Sort through the entries below and pull out lines containing the word "automatically".

--- SUPPLIED ENTRIES Enclosed Below ---

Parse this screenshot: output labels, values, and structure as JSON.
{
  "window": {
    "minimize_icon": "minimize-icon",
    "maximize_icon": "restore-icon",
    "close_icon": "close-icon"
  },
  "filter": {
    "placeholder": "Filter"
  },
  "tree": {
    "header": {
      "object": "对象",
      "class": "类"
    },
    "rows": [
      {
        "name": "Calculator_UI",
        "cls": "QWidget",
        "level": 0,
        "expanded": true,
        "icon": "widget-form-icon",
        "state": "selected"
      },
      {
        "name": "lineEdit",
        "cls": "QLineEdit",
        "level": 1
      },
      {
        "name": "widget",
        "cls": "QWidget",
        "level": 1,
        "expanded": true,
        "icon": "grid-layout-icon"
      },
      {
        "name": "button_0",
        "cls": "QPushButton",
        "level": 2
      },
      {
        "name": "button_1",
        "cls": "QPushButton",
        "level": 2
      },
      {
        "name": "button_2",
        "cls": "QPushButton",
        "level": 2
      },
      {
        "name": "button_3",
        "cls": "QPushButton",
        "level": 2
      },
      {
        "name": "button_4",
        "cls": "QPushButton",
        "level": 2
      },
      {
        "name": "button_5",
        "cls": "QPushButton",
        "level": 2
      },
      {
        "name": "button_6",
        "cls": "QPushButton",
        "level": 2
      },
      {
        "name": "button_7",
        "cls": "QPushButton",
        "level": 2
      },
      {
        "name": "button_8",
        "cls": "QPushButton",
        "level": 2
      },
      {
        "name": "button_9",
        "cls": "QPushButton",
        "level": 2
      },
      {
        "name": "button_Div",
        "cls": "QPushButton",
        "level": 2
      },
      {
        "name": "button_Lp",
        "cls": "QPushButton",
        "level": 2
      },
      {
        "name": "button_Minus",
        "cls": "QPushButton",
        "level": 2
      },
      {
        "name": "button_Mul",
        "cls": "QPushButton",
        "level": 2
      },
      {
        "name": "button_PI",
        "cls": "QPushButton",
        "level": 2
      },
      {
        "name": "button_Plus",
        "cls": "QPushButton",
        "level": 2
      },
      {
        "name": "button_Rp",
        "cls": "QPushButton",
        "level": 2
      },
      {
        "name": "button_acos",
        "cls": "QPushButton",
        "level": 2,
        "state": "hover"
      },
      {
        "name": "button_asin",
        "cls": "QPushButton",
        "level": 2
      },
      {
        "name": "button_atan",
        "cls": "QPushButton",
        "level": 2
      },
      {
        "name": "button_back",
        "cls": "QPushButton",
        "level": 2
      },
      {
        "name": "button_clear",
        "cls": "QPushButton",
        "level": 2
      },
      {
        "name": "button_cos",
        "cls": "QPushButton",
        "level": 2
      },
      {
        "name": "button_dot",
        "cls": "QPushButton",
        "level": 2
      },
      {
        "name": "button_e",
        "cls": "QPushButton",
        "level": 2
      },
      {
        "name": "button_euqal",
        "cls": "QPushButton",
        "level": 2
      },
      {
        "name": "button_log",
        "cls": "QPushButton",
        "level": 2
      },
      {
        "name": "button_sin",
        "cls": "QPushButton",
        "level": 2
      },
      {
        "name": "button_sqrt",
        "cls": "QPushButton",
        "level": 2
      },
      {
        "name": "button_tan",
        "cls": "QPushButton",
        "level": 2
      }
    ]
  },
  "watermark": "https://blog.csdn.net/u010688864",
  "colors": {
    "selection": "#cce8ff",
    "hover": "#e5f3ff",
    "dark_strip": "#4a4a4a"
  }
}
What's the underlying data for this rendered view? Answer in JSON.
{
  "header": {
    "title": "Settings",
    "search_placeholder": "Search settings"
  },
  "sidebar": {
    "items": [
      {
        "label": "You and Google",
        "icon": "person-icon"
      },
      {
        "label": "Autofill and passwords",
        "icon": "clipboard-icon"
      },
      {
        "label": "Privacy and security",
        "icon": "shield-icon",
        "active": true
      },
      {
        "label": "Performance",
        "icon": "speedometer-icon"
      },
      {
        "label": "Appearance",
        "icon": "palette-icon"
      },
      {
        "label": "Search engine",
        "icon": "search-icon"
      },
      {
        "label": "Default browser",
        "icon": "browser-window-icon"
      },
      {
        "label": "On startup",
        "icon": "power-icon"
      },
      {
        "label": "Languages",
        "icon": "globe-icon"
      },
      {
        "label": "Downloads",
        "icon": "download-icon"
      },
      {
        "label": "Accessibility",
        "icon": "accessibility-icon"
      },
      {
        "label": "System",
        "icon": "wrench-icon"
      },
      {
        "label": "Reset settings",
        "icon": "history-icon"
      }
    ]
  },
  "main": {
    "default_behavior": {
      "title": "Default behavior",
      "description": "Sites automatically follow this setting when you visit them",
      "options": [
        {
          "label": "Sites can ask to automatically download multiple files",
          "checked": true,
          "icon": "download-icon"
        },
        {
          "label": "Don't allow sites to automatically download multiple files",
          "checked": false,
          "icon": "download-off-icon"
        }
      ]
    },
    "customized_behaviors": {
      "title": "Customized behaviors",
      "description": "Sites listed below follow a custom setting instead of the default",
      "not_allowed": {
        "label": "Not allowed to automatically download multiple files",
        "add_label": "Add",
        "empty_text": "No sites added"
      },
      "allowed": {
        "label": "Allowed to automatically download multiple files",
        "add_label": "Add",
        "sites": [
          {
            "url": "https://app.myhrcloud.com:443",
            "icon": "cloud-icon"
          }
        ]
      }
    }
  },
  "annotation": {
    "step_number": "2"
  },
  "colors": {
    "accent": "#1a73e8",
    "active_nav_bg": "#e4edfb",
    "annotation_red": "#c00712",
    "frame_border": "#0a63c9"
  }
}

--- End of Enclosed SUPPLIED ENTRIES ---

### RESPONSE BELOW
      "description": "Sites automatically follow this setting when you visit them",
          "label": "Sites can ask to automatically download multiple files",
          "label": "Don't allow sites to automatically download multiple files",
        "label": "Not allowed to automatically download multiple files",
        "label": "Allowed to automatically download multiple files",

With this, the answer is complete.